If we are brutally honest, most Catholics must concede we view the world as if we stood at the centre of the universe with everyone and everything else revolving around us.
This egocentric stance affects how we think, feel, act, and pray. Even though many committed disciples have renounced a ruthless pursuit of power and money to serve God and His people, most of us still function more conscious of self than God, living daily life in a state of interior isolation, not in communion with the Holy Spirit.
What this self-centred viewpoint meant in my own life was I only appeared saintly on the surface as I mothered nine little people. Despite the fact I honestly longed to live in constant communion with the Holy Spirit, I was focused more on myself than on Christ.
The truth is, even when we are praying, we can still remain anchored in our egos. There is a profound difference between a person who is self-conscious, self-aware, sitting on a hilltop praising God for a gorgeous sunset, and someone who is so lost in the splendour of the moment that they become one with God whom they adore.
From Egocentric to God-Centric
To change from an egocentric to a God-centric life seems impossible. The quandary every human being who is trying to grow spiritually must tackle eventually is, “How do I die to my false self?” Even if I want to deny myself because I realise this is the price of serious discipleship, I don’t know how.
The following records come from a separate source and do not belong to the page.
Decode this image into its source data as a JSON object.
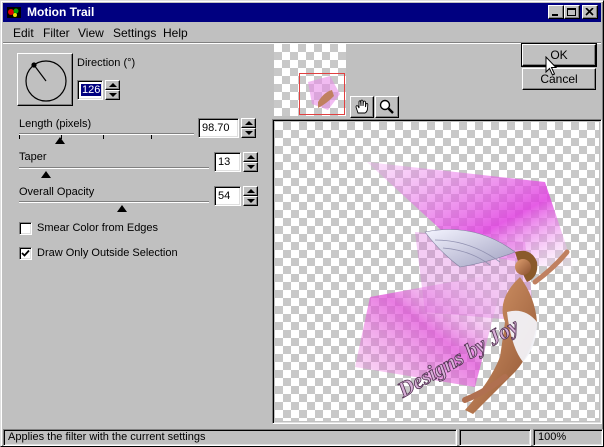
{
  "window": {
    "title": "Motion Trail"
  },
  "menu": {
    "edit": "Edit",
    "filter": "Filter",
    "view": "View",
    "settings": "Settings",
    "help": "Help"
  },
  "direction": {
    "label": "Direction (°)",
    "value": "126"
  },
  "length": {
    "label": "Length (pixels)",
    "value": "98.70",
    "level_percent": 23
  },
  "taper": {
    "label": "Taper",
    "value": "13",
    "level_percent": 13
  },
  "opacity": {
    "label": "Overall Opacity",
    "value": "54",
    "level_percent": 54
  },
  "options": {
    "smear_label": "Smear Color from Edges",
    "smear_checked": false,
    "draw_outside_label": "Draw Only Outside Selection",
    "draw_outside_checked": true
  },
  "buttons": {
    "ok": "OK",
    "cancel": "Cancel"
  },
  "preview": {
    "watermark": "Designs by Joy"
  },
  "status": {
    "message": "Applies the filter with the current settings",
    "zoom": "100%"
  },
  "colors": {
    "titlebar": "#000080",
    "face": "#c0c0c0",
    "trail": "#e040e0",
    "frame": "#e04040"
  },
  "icons": [
    "app-icon",
    "minimize-icon",
    "maximize-icon",
    "close-icon",
    "hand-pan-icon",
    "zoom-magnifier-icon",
    "direction-dial-icon",
    "checkmark-icon"
  ]
}
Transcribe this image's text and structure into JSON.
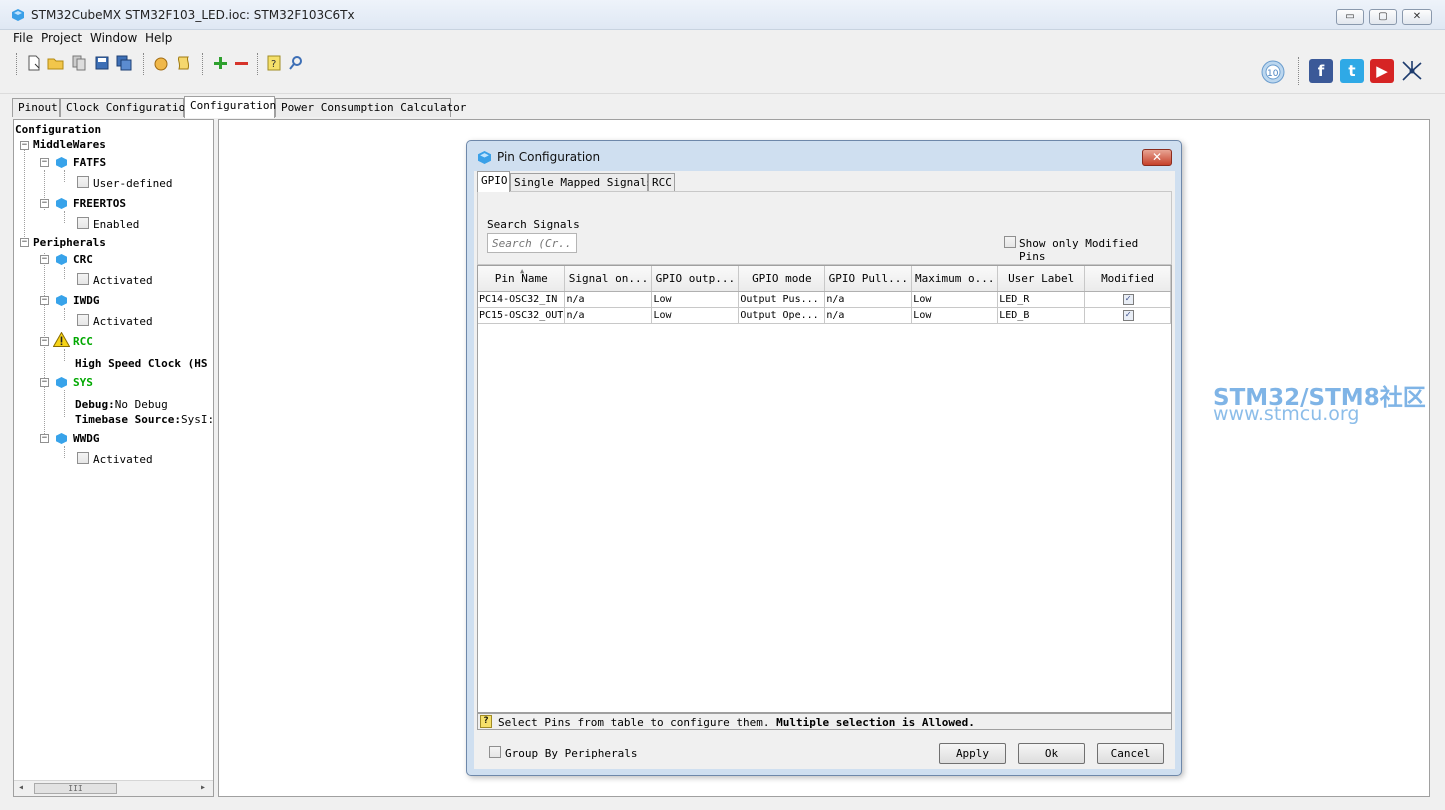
{
  "window": {
    "title": "STM32CubeMX STM32F103_LED.ioc: STM32F103C6Tx",
    "minimize": "▭",
    "maximize": "▢",
    "close": "✕"
  },
  "menu": [
    "File",
    "Project",
    "Window",
    "Help"
  ],
  "toolbar": {
    "icons": [
      "new-file-icon",
      "open-folder-icon",
      "copy-icon",
      "save-icon",
      "save-all-icon",
      "hand-icon",
      "script-icon",
      "zoom-in-icon",
      "zoom-out-icon",
      "help-icon",
      "search-about-icon"
    ],
    "social": [
      "badge-icon",
      "facebook-icon",
      "twitter-icon",
      "youtube-icon",
      "network-icon"
    ]
  },
  "main_tabs": [
    "Pinout",
    "Clock Configuration",
    "Configuration",
    "Power Consumption Calculator"
  ],
  "main_tabs_active": "Configuration",
  "tree": {
    "root": "Configuration",
    "middlewares": "MiddleWares",
    "fatfs": "FATFS",
    "fatfs_opt": "User-defined",
    "freertos": "FREERTOS",
    "freertos_opt": "Enabled",
    "peripherals": "Peripherals",
    "crc": "CRC",
    "crc_opt": "Activated",
    "iwdg": "IWDG",
    "iwdg_opt": "Activated",
    "rcc": "RCC",
    "rcc_hse": "High Speed Clock (HS",
    "sys": "SYS",
    "sys_debug_key": "Debug:",
    "sys_debug_val": "No Debug",
    "sys_tb_key": "Timebase Source:",
    "sys_tb_val": "SysI:",
    "wwdg": "WWDG",
    "wwdg_opt": "Activated",
    "scroll_grip": "III"
  },
  "watermark": {
    "line1": "STM32/STM8社区",
    "line2": "www.stmcu.org"
  },
  "dialog": {
    "title": "Pin Configuration",
    "tabs": [
      "GPIO",
      "Single Mapped Signals",
      "RCC"
    ],
    "search_label": "Search Signals",
    "search_placeholder": "Search (Cr...",
    "show_modified": "Show only Modified Pins",
    "columns": [
      "Pin Name",
      "Signal on...",
      "GPIO outp...",
      "GPIO mode",
      "GPIO Pull...",
      "Maximum o...",
      "User Label",
      "Modified"
    ],
    "rows": [
      [
        "PC14-OSC32_IN",
        "n/a",
        "Low",
        "Output Pus...",
        "n/a",
        "Low",
        "LED_R",
        "✓"
      ],
      [
        "PC15-OSC32_OUT",
        "n/a",
        "Low",
        "Output Ope...",
        "n/a",
        "Low",
        "LED_B",
        "✓"
      ]
    ],
    "hint_icon": "?",
    "hint_plain": "Select Pins from table to configure them. ",
    "hint_bold": "Multiple selection is Allowed.",
    "group_label": "Group By Peripherals",
    "apply": "Apply",
    "ok": "Ok",
    "cancel": "Cancel",
    "close": "✕"
  },
  "colors": {
    "green_label": "#00a800",
    "accent": "#3a8fd6"
  }
}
Then Jesus told his disciples, “If any man would come after me, let him deny himself and take up his cross and follow me. For whoever would save his life will lose it, and whoever loses his life for my sake will find it. For what will it profit a man, if he gains the whole world and forfeits his life? Or what shall a man give in return for his life? For the Son of man is to come with his angels in the glory of his Father, and then he will repay every man for what he has done. Matthew 16:24-27
At first glance, this Gospel seems like another one of Christ’s riddles, specifically coined to drive ordinary mortals crazy. Jesus tells us to deny ourselves, take up our cross, and follow Him. When we do die to our false selves, we are promised we will actually find our true selves. In an attempt to become dedicated disciples, young Christians inevitably attempt great acts of self-denial, prayer, and almsgiving before they realise even religious devotions can be centred on self, on what I am doing for God. Most of us have still not died to our old life and found our true life hidden in God.
Living At The Centre of the Universe.
Christians are invited by the Lord to empty ourselves of ourselves to make room for His Life to dwell in us. The God of the entire universe lived as a mortal and died for our sinful, false selves. He is the saviour; He will save us from ourselves. Once we let go of pride and become one with the Mystical Body of Christ, then we are no longer at the centre of our awareness. Saints simply stand among the crowd of believers, both the living and the dead, worshipping in freedom and in truth with God at the centre of all creation.
I have been crucified with Christ; it is no longer I who live, but Christ who lives in me; and the life I now live in the flesh I live by faith in the Son of God, who loved me and gave himself for me. Galatians 2:20